Einar Karttunen ekarttun at
Fri Jan 27 08:19:55 EST 2006

On 27.01 13:10, Bulat Ziganshin wrote:
> i'm now write some sort of new i/o library. one area where i currently
> lacks in comparision to the existing Handles implementation in GHC, is
> the asynchronous i/o operations. can you please briefly describe how
> this is done in GHC and partially - why the multiple buffers are used?

One simple optimization is that you can omit all buffering with
unbuffered operation. Then simply add the buffer (which is ok
because Handles are mutable) if the user ever calls hLookAhead.

> moreover, i have an idea how to implement async i/o without complex
> burecreacy: use mmapped files, may be together with miltiple buffers.
> for example, we can allocate four 16kb buffers. when one buffer is
> filled with written data, the program unmaps it and switches to use
> the next buffer. i don't tested it, but OS can guess that unmapped
> buffer now should be asynchronously written to disk. the same for
> reading - when we completely read one buffer, we can unmap it, switch
> to the second buffer and map the third so that the OS can
> asynchronously fill the third buffer while we are reading second.
> should this work, at least on the main desktop OSes?

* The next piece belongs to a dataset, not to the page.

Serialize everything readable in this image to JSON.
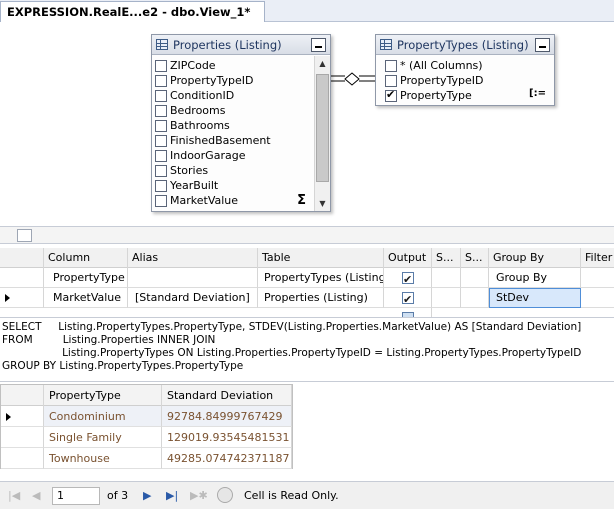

Please no. There are multiple reasons to avoid mmapped files.
1) They make very few performance guarantees for reading
   (i.e. a Haskell thread touches memory which has not yet
    been read from the file causing IO and all the other
    Haskell threads are blocked too)
2) The time of writes is unpredictable making implementing a
   hFlush harder? (not sure about this)
3) Not all file descriptors will support it - i.e. we will
   need the read/write path in any case.
4) Mmap cannot be used for random access for arbitrary files
   since they may be larger than the address space. This means
   some kind of window needs to be implemented - and this is
   easily done with read/write.

- Einar Karttunen

More information about the Glasgow-haskell-users mailing list